What the exercise asks:
Report every line of the records below that includes the string "time".

********************

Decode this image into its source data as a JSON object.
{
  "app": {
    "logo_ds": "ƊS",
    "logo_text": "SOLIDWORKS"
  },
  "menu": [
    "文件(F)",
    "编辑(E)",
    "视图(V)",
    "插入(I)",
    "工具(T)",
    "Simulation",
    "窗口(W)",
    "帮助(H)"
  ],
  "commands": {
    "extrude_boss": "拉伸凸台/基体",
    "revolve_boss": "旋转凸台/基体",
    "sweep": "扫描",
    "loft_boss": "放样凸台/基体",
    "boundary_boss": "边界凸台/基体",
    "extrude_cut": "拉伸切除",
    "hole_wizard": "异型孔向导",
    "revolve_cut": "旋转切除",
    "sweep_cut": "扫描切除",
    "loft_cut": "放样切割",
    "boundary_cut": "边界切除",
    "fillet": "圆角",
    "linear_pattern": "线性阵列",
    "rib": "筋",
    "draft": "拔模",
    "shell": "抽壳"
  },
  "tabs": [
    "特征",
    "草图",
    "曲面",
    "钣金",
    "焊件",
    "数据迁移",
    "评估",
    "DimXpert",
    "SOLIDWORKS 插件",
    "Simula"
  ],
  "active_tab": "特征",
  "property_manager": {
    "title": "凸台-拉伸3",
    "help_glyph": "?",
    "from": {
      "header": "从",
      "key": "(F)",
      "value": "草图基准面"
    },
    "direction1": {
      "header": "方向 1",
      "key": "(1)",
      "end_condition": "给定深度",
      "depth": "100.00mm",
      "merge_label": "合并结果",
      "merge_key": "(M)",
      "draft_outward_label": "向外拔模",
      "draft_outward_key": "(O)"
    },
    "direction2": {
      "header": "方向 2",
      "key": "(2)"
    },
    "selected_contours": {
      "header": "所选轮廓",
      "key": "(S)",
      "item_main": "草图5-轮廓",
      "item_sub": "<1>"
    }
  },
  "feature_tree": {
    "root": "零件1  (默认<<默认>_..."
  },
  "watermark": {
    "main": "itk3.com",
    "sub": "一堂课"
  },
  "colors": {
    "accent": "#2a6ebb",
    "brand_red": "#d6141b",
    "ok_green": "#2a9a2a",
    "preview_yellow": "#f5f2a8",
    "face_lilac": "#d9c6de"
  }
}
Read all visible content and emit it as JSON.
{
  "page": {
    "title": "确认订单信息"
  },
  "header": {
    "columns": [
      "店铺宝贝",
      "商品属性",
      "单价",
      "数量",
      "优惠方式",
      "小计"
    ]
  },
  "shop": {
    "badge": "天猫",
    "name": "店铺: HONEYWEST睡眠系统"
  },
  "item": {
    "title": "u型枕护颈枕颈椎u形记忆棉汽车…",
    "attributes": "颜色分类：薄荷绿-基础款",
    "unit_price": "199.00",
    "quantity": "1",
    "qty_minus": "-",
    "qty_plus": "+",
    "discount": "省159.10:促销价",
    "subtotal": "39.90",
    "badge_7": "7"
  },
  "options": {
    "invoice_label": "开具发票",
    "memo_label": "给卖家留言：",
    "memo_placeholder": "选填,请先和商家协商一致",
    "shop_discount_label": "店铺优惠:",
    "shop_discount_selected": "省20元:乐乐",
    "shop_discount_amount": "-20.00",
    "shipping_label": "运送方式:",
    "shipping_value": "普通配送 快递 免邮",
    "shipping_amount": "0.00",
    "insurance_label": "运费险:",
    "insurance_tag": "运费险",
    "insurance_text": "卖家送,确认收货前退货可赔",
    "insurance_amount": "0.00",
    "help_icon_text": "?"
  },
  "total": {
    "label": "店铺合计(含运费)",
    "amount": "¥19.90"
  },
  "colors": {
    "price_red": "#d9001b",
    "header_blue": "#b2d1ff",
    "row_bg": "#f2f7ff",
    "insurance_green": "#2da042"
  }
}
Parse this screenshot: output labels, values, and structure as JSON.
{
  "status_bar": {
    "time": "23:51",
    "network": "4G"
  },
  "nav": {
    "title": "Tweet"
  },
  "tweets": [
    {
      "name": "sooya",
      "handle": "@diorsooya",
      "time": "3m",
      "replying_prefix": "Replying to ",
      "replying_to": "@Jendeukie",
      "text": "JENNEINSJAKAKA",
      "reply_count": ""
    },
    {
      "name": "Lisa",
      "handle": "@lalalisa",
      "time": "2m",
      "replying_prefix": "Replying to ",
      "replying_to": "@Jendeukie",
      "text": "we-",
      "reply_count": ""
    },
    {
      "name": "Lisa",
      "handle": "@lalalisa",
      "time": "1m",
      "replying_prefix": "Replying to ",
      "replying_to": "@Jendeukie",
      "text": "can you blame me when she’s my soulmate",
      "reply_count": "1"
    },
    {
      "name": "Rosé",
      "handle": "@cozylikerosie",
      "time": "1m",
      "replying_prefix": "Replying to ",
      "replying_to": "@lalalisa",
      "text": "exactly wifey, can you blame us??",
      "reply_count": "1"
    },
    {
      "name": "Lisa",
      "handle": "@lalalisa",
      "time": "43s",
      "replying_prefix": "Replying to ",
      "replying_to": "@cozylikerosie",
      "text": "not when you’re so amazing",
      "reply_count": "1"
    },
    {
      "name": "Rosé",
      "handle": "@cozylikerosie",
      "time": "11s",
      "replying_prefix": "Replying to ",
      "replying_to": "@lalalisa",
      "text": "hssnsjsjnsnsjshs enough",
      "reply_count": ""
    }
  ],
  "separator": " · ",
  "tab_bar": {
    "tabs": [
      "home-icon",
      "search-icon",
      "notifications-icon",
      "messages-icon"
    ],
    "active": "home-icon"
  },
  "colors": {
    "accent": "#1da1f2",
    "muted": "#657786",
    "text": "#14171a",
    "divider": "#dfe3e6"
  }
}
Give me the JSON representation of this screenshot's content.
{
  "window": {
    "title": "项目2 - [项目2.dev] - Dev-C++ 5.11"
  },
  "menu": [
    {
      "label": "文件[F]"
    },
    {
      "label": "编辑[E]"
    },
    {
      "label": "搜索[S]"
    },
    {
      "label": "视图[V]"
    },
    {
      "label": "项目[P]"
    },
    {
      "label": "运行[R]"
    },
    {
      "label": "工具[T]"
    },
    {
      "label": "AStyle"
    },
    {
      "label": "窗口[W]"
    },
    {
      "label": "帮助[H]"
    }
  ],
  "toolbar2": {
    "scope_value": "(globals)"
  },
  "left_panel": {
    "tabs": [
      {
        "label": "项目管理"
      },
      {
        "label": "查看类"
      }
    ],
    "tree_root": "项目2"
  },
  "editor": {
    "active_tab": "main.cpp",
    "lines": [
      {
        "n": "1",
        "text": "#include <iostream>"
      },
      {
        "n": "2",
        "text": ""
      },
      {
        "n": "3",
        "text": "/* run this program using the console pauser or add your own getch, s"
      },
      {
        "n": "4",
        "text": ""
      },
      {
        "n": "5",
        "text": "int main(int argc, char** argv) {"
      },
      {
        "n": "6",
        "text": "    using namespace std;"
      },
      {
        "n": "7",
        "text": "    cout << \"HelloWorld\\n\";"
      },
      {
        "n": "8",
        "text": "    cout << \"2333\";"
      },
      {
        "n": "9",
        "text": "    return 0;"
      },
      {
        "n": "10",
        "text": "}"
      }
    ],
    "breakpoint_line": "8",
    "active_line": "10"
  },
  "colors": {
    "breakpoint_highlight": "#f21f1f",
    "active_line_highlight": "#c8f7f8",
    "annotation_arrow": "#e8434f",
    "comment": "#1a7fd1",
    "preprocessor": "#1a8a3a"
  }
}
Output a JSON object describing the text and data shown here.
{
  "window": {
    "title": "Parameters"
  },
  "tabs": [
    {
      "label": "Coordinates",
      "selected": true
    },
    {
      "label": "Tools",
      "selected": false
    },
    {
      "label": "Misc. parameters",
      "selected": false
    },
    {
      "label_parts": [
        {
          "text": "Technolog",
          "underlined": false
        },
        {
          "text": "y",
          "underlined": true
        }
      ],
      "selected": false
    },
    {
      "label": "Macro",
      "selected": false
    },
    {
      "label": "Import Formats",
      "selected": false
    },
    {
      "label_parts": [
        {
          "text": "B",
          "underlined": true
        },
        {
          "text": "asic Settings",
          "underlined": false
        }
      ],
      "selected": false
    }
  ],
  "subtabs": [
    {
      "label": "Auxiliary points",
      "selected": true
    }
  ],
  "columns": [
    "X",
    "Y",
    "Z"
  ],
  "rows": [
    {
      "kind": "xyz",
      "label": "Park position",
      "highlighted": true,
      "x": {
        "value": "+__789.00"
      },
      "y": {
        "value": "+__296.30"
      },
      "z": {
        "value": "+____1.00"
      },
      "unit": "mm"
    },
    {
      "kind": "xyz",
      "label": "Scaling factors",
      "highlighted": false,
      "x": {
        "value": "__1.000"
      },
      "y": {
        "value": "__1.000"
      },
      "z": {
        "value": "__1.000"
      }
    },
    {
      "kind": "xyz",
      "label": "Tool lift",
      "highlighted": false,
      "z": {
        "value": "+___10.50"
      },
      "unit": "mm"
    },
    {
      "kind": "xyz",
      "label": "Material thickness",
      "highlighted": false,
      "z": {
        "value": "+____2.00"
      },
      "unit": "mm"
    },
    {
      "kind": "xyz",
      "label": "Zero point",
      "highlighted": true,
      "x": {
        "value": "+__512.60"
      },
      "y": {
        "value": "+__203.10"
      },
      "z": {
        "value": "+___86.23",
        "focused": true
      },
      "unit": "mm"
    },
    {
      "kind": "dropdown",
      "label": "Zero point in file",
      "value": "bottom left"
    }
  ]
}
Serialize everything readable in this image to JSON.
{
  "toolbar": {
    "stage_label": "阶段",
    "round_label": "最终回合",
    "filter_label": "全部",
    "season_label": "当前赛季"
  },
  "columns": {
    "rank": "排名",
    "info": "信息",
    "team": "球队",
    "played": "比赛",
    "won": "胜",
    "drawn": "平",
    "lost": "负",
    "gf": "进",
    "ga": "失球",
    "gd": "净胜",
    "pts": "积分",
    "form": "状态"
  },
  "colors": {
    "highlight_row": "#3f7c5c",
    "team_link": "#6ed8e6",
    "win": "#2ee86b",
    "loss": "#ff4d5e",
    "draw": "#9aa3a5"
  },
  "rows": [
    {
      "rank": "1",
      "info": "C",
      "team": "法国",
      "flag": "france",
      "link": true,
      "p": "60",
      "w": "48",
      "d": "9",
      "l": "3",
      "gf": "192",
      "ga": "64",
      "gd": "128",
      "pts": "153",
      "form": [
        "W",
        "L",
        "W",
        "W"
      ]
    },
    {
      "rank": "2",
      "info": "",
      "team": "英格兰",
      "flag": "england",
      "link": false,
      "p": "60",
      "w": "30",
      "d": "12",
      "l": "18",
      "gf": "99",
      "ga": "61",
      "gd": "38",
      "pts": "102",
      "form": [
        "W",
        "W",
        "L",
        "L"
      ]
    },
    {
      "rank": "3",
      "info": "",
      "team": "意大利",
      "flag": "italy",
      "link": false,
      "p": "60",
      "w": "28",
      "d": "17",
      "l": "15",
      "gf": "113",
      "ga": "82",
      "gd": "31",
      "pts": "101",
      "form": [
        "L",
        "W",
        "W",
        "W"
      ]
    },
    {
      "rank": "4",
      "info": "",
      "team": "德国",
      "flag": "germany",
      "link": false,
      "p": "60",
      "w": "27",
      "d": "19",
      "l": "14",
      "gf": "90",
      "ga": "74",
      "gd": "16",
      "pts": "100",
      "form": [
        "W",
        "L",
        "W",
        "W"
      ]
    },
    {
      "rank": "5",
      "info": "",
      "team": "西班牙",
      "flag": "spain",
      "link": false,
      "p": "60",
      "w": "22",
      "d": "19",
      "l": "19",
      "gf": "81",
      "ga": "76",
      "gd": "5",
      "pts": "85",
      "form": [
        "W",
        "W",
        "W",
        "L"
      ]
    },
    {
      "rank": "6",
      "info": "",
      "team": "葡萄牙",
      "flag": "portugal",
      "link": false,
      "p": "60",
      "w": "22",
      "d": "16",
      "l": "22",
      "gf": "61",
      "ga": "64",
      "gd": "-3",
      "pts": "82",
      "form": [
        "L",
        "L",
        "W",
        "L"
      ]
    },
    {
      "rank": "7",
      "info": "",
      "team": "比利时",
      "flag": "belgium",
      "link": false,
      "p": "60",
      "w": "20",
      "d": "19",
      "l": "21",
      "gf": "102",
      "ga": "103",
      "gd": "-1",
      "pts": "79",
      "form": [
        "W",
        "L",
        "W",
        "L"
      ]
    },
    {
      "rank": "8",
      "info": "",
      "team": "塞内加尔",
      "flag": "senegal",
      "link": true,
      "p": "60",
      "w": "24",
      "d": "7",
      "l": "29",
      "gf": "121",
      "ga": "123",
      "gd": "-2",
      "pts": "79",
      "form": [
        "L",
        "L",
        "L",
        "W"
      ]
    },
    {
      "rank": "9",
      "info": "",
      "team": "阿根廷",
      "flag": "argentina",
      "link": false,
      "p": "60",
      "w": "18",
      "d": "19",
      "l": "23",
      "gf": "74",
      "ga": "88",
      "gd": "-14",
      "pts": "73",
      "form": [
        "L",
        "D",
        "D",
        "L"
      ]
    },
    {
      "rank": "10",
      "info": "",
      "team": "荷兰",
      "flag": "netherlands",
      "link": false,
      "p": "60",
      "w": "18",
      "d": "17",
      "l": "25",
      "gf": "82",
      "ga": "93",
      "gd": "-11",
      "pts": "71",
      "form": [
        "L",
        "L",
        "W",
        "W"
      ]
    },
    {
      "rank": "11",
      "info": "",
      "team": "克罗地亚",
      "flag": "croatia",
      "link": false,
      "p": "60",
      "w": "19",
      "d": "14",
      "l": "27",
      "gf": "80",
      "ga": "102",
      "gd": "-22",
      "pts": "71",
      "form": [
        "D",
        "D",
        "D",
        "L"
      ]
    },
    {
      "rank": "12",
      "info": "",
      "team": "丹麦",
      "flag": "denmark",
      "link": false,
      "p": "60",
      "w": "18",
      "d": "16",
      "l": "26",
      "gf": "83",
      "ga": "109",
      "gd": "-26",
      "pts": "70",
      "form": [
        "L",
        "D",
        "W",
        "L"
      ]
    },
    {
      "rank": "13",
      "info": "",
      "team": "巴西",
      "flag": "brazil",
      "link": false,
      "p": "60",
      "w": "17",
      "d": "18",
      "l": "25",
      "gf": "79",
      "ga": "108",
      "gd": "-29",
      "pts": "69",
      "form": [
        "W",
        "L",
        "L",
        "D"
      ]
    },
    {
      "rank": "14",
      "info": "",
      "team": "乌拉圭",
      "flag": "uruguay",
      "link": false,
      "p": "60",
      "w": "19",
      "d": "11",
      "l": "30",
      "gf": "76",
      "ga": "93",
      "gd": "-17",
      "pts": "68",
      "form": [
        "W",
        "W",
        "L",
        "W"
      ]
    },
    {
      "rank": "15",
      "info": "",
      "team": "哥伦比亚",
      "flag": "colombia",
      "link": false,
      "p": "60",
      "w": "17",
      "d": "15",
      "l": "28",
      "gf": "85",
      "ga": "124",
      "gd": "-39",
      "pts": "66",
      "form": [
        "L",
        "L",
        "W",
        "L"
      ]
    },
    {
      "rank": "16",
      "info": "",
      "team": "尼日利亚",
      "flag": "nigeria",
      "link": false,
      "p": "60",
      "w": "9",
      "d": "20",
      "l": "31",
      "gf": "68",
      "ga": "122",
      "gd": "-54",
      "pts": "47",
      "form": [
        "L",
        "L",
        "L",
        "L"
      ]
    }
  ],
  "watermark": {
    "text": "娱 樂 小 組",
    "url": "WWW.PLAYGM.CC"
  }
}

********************

Task answer:
    "time": "23:51",
      "time": "3m",
      "time": "2m",
      "time": "1m",
      "time": "1m",
      "time": "43s",
      "time": "11s",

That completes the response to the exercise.